Paul Ocampo | EurekAlert!
Further information:
http://www.plos.org
http://www.plosmedicine.org

More articles from Life Sciences:

nachricht Cancer diagnosis: no more needles?
25.05.2018 | Christian-Albrechts-Universität zu Kiel

nachricht Less is more? Gene switch for healthy aging found
25.05.2018 | Leibniz-Institut für Alternsforschung - Fritz-Lipmann-Institut e.V. (FLI)

All articles from Life Sciences >>>

The most recent press releases about innovation >>>

Die letzten 5 Focus-News des innovations-reports im Überblick:

Im Focus: Powerful IT security for the car of the future – research alliance develops new approaches

The more electronics steer, accelerate and brake cars, the more important it is to protect them against cyber-attacks. That is why 15 partners from industry and academia will work together over the next three years on new approaches to IT security in self-driving cars. The joint project goes by the name Security For Connected, Autonomous Cars (SecForCARs) and has funding of €7.2 million from the German Federal Ministry of Education and Research.
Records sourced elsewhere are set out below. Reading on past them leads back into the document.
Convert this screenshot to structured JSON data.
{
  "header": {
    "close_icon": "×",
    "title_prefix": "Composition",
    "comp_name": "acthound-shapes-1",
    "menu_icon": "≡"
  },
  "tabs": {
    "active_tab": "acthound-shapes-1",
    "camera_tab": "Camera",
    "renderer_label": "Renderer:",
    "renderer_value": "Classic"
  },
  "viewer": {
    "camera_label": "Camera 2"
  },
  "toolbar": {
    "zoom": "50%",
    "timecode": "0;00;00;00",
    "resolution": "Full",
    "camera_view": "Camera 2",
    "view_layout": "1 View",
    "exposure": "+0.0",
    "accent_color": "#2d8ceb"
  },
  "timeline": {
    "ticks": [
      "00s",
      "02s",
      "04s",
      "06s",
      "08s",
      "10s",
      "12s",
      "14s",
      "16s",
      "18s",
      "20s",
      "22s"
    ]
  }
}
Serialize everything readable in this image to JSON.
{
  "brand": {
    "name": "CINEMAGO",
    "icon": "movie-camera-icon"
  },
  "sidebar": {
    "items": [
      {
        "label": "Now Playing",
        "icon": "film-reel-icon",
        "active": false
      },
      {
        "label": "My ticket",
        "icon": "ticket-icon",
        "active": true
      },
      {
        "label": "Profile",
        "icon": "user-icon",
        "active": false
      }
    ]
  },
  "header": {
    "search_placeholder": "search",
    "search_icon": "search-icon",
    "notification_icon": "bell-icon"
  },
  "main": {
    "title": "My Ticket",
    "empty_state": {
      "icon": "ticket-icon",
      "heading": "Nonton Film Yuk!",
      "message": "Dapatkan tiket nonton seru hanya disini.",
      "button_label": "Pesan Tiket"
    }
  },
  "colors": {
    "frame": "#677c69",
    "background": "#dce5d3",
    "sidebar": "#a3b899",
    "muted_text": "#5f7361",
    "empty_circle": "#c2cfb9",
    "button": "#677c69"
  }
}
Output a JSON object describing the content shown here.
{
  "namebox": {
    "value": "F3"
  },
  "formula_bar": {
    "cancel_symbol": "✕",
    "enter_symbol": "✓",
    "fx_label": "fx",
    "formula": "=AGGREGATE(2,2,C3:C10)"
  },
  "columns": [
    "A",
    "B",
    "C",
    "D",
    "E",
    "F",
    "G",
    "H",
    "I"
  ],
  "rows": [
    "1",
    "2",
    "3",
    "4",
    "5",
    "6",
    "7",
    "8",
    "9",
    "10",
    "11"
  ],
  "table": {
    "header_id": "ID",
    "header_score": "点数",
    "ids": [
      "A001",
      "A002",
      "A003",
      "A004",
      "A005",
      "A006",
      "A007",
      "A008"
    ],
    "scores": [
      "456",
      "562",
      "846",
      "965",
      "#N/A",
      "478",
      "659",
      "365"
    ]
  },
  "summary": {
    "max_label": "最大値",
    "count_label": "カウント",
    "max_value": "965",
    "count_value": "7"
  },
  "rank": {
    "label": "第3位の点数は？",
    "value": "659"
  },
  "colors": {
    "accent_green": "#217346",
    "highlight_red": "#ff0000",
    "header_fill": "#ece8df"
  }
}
Infineon is leading the project.

Vehicles already offer diverse communication interfaces and more and more automated functions, such as distance and lane-keeping assist systems. At the same...

Im Focus: Molecular switch will facilitate the development of pioneering electro-optical devices

A research team led by physicists at the Technical University of Munich (TUM) has developed molecular nanoswitches that can be toggled between two structurally different states using an applied voltage. They can serve as the basis for a pioneering class of devices that could replace silicon-based components with organic molecules.

The development of new electronic technologies drives the incessant reduction of functional component sizes. In the context of an international collaborative...

Im Focus: LZH showcases laser material processing of tomorrow at the LASYS 2018

At the LASYS 2018, from June 5th to 7th, the Laser Zentrum Hannover e.V. (LZH) will be showcasing processes for the laser material processing of tomorrow in hall 4 at stand 4E75. With blown bomb shells the LZH will present first results of a research project on civil security.

At this year's LASYS, the LZH will exhibit light-based processes such as cutting, welding, ablation and structuring as well as additive manufacturing for...

Im Focus: Self-illuminating pixels for a new display generation

There are videos on the internet that can make one marvel at technology. For example, a smartphone is casually bent around the arm or a thin-film display is rolled in all directions and with almost every diameter. From the user's point of view, this looks fantastic. From a professional point of view, however, the question arises: Is that already possible?

At Display Week 2018, scientists from the Fraunhofer Institute for Applied Polymer Research IAP will be demonstrating today’s technological possibilities and...

Im Focus: Explanation for puzzling quantum oscillations has been found

So-called quantum many-body scars allow quantum systems to stay out of equilibrium much longer, explaining experiment | Study published in Nature Physics

Recently, researchers from Harvard and MIT succeeded in trapping a record 53 atoms and individually controlling their quantum state, realizing what is called a...

All Focus news of the innovation-report >>>

Anzeige

Anzeige

VideoLinks
Industry & Economy
Event News

In focus: Climate adapted plants

25.05.2018 | Event News

Save the date: Forum European Neuroscience – 07-11 July 2018 in Berlin, Germany

02.05.2018 | Event News

Invitation to the upcoming "Current Topics in Bioinformatics: Big Data in Genomics and Medicine"

13.04.2018 | Event News

 
Latest News

In focus: Climate adapted plants

25.05.2018 | Event News

Flow probes from the 3D printer

25.05.2018 | Machine Engineering

Less is more? Gene switch for healthy aging found

25.05.2018 | Life Sciences

VideoLinks
Science & Research
Overview of more VideoLinks >>>